Your answer is one number, how many lines in the entries include "count".

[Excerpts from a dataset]
************
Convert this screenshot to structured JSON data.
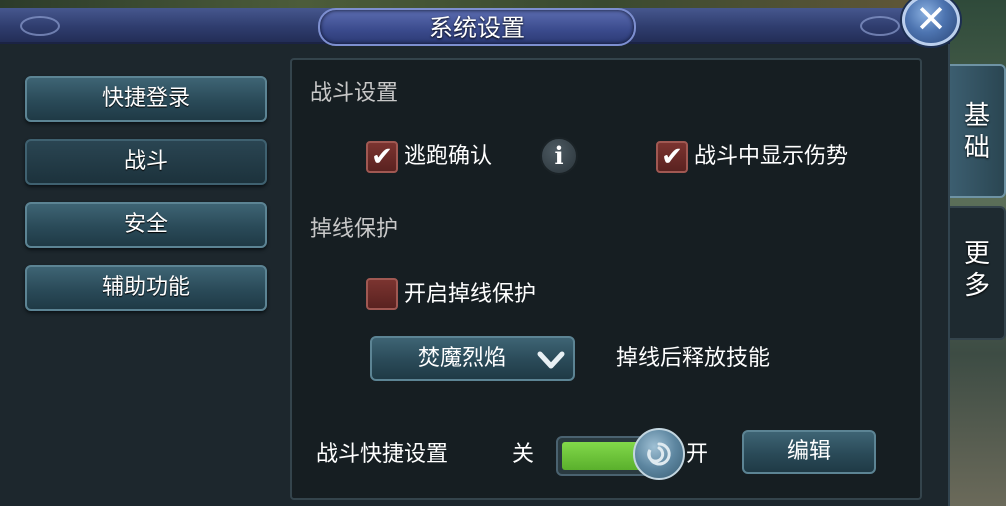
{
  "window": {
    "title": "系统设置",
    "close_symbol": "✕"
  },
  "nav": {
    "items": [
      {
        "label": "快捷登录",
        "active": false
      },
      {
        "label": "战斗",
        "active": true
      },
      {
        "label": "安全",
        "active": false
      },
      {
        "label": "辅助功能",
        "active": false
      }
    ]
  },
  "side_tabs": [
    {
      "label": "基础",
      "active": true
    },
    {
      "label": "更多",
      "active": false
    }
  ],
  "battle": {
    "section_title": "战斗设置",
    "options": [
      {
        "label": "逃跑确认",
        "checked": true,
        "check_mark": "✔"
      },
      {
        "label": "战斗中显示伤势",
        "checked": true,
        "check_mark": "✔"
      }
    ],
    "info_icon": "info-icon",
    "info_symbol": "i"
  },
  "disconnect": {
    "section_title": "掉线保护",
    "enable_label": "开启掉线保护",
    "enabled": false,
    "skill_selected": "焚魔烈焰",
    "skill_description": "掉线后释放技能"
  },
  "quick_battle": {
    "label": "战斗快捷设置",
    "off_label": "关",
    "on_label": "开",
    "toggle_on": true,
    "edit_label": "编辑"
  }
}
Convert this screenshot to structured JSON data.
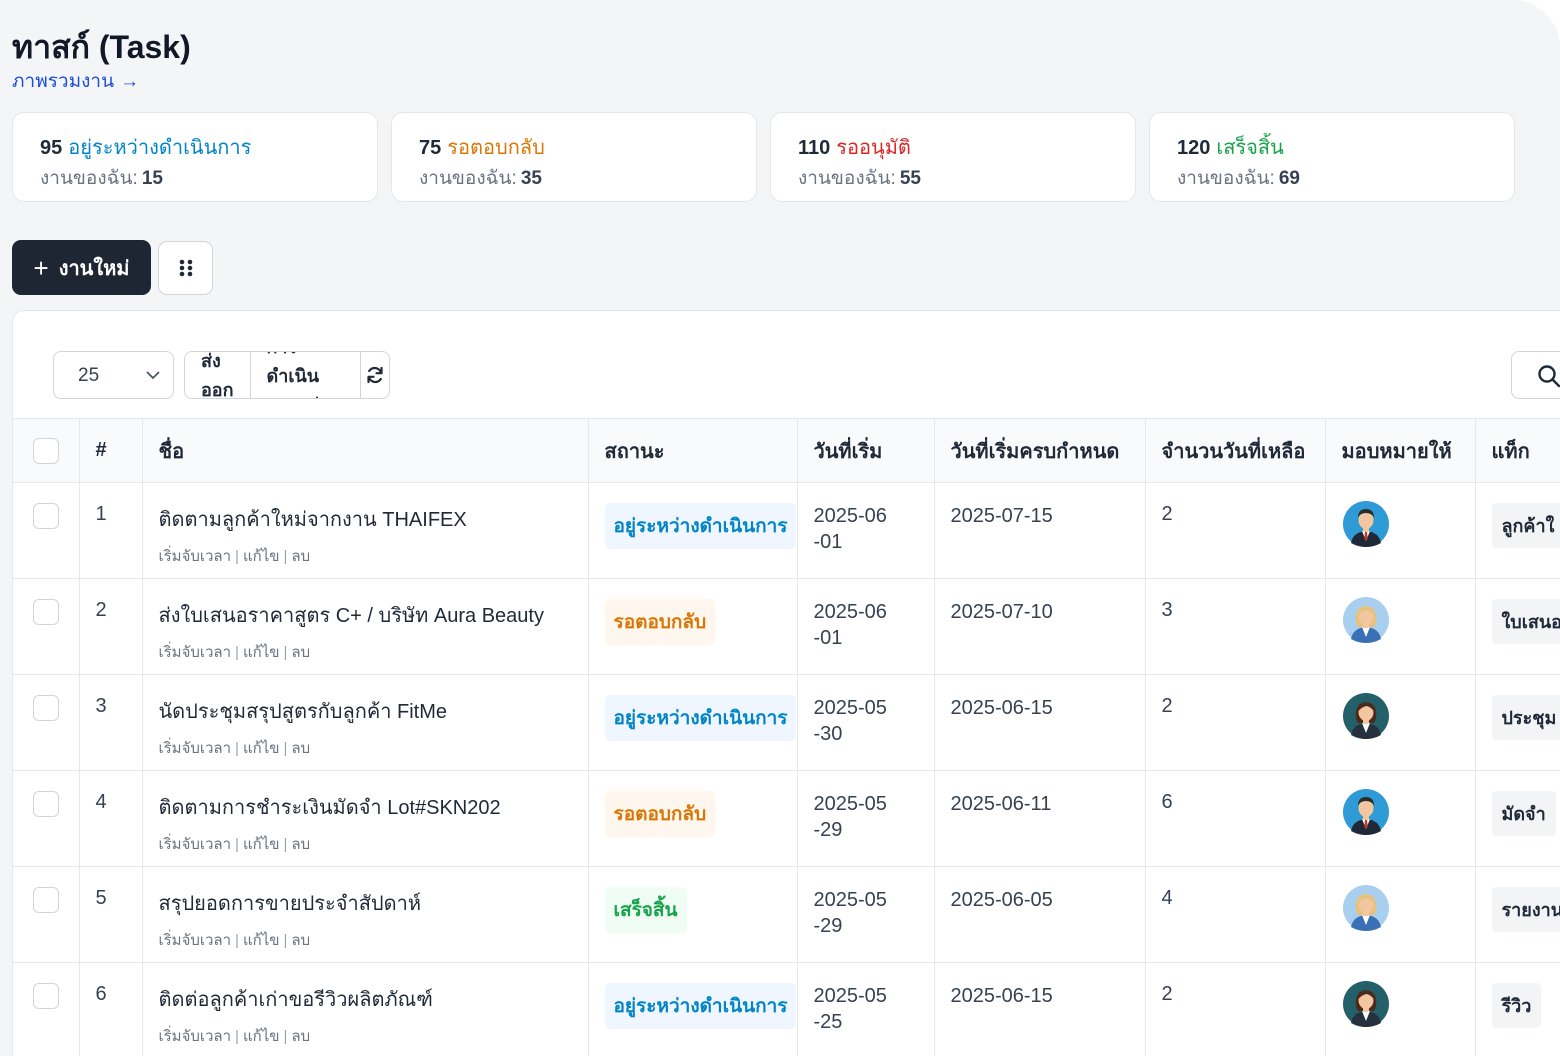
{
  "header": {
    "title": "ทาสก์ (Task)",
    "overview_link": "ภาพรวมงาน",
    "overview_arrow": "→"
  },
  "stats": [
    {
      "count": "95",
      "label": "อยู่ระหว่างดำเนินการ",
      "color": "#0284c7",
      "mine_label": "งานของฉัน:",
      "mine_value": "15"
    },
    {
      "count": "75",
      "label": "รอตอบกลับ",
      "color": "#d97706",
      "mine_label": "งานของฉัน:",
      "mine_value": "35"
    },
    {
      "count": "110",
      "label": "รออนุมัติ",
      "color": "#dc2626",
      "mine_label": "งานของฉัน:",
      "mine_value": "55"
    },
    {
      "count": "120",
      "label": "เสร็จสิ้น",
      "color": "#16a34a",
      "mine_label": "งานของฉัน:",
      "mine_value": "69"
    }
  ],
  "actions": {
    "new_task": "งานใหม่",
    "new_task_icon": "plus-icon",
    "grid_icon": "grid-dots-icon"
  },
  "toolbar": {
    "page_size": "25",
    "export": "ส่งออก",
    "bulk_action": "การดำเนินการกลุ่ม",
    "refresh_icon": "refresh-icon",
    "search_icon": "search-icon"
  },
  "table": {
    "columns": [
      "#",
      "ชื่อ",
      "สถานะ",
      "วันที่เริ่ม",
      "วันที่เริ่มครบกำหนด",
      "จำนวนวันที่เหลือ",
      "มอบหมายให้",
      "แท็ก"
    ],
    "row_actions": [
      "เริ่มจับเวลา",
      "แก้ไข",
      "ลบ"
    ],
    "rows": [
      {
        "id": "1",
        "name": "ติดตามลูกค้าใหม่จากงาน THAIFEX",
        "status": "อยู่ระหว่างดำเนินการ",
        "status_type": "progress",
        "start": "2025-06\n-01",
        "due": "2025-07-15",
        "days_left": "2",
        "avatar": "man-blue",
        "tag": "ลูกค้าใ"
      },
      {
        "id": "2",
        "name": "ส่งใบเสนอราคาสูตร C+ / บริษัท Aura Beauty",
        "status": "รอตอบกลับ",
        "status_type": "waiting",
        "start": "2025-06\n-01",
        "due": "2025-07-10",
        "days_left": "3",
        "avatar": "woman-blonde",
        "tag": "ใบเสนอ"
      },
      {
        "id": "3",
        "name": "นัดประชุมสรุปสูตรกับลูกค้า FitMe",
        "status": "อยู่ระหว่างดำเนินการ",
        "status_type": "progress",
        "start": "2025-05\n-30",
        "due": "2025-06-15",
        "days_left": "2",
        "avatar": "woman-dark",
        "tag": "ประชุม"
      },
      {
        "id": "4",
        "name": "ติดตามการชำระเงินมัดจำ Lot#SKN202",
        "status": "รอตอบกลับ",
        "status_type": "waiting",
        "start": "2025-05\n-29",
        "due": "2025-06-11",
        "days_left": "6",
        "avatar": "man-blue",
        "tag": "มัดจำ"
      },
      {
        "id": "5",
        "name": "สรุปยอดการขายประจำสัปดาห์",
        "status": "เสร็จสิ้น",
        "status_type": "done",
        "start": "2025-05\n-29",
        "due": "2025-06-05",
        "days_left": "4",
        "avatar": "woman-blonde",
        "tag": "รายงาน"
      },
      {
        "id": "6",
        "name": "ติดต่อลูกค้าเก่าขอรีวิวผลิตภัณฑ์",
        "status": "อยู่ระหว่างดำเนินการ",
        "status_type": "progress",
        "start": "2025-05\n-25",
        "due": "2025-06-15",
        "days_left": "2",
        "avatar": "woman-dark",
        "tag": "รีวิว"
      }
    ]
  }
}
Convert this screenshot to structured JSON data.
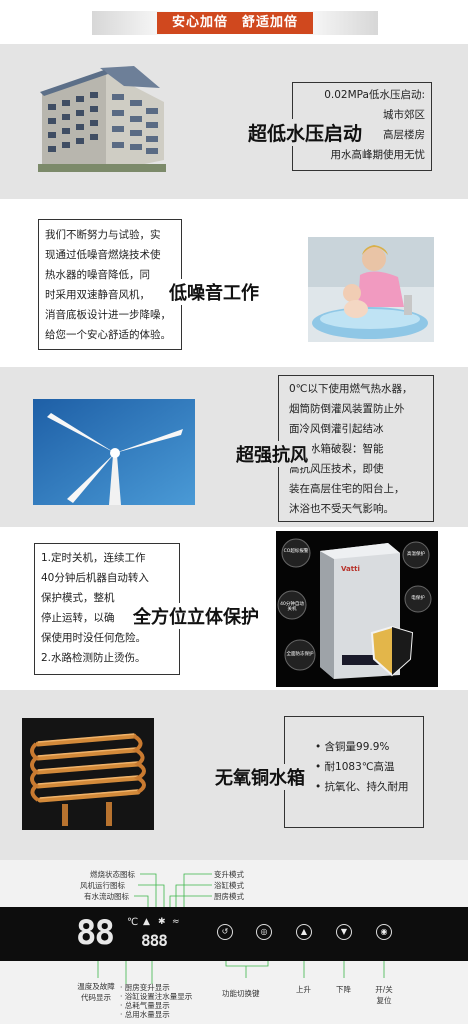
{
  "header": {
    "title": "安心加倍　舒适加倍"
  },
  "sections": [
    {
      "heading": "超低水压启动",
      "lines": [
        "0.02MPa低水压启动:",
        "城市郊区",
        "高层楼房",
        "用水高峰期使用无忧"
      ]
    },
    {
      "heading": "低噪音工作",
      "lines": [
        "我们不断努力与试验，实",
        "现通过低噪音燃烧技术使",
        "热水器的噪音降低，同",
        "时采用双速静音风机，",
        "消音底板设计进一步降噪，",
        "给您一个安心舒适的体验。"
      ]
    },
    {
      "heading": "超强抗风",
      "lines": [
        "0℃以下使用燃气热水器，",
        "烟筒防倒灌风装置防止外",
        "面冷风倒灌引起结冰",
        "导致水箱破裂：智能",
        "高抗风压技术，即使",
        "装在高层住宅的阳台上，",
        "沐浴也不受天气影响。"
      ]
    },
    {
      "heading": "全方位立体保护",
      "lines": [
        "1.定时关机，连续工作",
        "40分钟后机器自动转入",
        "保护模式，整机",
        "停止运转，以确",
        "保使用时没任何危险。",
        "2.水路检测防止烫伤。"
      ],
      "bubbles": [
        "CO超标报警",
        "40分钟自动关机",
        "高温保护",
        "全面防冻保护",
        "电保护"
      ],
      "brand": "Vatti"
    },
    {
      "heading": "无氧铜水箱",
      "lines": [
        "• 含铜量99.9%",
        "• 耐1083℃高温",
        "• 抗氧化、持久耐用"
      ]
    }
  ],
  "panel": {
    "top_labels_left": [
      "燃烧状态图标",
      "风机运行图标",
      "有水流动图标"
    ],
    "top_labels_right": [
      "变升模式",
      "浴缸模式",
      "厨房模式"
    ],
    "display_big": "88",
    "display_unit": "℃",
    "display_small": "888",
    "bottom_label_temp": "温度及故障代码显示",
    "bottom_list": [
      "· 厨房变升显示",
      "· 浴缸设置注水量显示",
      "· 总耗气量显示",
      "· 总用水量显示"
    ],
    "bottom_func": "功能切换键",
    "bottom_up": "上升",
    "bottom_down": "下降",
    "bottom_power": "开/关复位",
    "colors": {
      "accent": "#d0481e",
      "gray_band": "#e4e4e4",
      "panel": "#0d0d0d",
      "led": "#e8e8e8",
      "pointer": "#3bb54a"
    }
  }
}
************
**Result of the task:**
4